[Saved data entries]
________

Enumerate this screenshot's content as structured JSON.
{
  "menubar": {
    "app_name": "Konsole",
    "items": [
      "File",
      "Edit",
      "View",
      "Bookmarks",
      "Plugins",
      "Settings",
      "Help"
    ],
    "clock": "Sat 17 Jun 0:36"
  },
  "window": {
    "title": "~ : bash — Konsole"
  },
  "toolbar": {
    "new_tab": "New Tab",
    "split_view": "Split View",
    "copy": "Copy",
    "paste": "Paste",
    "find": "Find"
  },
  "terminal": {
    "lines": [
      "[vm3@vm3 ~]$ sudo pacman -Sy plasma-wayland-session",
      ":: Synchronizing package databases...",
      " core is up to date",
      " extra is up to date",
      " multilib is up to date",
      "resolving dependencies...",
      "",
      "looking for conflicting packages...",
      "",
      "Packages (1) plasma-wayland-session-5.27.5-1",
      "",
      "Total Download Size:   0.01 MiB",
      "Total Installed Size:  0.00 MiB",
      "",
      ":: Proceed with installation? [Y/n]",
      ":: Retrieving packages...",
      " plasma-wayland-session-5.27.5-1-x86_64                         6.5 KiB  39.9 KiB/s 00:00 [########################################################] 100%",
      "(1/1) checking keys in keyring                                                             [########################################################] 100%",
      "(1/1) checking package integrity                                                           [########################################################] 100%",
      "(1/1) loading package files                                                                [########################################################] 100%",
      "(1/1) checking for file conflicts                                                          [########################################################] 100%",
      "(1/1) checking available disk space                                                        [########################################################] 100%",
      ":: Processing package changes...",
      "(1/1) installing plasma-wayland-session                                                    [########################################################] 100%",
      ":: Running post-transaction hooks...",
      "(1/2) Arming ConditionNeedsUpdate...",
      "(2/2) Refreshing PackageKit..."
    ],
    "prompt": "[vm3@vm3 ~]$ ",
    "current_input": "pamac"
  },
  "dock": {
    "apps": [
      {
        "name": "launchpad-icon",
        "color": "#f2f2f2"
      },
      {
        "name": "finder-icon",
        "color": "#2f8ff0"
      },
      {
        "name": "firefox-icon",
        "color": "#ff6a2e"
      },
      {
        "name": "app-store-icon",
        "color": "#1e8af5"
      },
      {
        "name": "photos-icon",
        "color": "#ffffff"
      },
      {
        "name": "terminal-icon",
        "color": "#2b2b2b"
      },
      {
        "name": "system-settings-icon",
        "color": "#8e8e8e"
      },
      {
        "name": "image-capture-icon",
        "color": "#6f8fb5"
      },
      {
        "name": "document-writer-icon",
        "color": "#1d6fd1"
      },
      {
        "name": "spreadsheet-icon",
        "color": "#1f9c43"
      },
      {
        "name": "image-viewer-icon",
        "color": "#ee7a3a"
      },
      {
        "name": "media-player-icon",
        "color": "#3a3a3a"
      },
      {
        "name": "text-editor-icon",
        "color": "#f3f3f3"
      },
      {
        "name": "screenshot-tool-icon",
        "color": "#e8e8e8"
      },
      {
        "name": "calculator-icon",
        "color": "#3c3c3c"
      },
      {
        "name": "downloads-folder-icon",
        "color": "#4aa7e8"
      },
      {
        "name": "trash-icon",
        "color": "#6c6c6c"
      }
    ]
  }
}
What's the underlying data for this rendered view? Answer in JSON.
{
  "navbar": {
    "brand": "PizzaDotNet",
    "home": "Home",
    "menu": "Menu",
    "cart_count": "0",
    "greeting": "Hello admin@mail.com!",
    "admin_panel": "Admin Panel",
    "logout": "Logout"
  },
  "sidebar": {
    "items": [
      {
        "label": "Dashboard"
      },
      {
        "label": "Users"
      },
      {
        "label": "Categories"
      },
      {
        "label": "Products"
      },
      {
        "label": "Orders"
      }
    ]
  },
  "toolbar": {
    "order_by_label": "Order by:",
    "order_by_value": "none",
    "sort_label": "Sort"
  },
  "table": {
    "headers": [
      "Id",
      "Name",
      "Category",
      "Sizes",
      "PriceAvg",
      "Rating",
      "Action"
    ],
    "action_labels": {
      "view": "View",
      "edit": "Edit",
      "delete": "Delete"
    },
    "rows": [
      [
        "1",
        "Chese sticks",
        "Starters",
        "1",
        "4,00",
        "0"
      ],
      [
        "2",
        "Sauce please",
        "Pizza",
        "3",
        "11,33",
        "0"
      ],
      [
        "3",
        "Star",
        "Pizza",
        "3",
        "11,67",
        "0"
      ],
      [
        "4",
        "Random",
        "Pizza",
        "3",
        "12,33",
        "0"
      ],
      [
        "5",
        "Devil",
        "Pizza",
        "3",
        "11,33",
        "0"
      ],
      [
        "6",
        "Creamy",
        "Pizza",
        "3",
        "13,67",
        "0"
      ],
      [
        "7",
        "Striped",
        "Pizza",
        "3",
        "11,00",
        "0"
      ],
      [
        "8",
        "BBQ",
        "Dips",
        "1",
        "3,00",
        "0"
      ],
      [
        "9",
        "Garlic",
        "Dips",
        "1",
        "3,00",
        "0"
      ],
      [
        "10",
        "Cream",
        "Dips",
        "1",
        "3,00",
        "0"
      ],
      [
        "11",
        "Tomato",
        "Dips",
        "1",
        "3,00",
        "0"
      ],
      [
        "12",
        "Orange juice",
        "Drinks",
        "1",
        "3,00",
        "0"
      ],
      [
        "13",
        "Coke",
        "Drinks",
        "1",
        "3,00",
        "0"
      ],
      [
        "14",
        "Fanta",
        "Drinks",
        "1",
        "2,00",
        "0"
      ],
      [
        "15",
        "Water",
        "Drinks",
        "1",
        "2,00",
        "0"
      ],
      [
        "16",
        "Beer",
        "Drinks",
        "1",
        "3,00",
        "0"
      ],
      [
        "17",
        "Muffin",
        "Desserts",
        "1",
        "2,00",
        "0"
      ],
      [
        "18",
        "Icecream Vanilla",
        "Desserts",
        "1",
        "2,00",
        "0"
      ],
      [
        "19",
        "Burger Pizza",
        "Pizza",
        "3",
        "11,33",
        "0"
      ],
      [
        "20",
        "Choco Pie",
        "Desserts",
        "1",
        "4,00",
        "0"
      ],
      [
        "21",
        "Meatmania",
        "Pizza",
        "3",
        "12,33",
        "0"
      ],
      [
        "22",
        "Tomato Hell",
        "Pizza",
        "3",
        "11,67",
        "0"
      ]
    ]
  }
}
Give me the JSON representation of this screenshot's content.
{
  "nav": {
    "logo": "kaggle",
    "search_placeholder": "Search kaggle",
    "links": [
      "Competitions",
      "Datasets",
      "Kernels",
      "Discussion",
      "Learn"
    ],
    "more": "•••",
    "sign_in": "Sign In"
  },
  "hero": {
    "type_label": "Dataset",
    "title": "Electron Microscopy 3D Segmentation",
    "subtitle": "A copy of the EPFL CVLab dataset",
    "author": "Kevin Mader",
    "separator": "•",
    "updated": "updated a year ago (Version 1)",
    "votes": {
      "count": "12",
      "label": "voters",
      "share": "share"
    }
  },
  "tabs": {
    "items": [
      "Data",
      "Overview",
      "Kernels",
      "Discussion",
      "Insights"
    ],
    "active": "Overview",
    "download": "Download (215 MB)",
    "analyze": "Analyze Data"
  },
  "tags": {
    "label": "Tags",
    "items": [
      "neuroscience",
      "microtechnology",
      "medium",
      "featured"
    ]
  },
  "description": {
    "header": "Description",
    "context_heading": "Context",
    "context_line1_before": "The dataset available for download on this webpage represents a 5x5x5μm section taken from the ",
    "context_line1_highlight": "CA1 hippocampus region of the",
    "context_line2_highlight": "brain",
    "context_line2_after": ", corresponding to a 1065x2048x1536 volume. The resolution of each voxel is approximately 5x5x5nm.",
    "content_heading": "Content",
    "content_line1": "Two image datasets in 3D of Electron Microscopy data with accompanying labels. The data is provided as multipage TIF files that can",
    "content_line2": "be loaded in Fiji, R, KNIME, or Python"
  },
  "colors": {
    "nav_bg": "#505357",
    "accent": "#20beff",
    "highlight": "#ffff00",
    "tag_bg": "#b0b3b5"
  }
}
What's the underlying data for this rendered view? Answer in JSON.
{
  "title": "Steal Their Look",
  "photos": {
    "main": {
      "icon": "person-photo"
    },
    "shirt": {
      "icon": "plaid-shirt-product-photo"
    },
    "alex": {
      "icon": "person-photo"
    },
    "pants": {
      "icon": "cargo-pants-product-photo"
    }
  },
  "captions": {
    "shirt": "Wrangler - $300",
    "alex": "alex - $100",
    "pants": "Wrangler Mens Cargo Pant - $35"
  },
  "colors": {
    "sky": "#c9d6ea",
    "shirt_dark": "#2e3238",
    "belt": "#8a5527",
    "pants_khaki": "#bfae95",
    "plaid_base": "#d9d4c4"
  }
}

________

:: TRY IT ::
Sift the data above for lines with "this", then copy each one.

:: ANSWER SECTION ::
Enumerate this screenshot's content as structured JSON.
What's the underlying data for this rendered view? Answer in JSON.
Give me the JSON representation of this screenshot's content.
    "context_line1_before": "The dataset available for download on this webpage represents a 5x5x5μm section taken from the ",
What's the underlying data for this rendered view? Answer in JSON.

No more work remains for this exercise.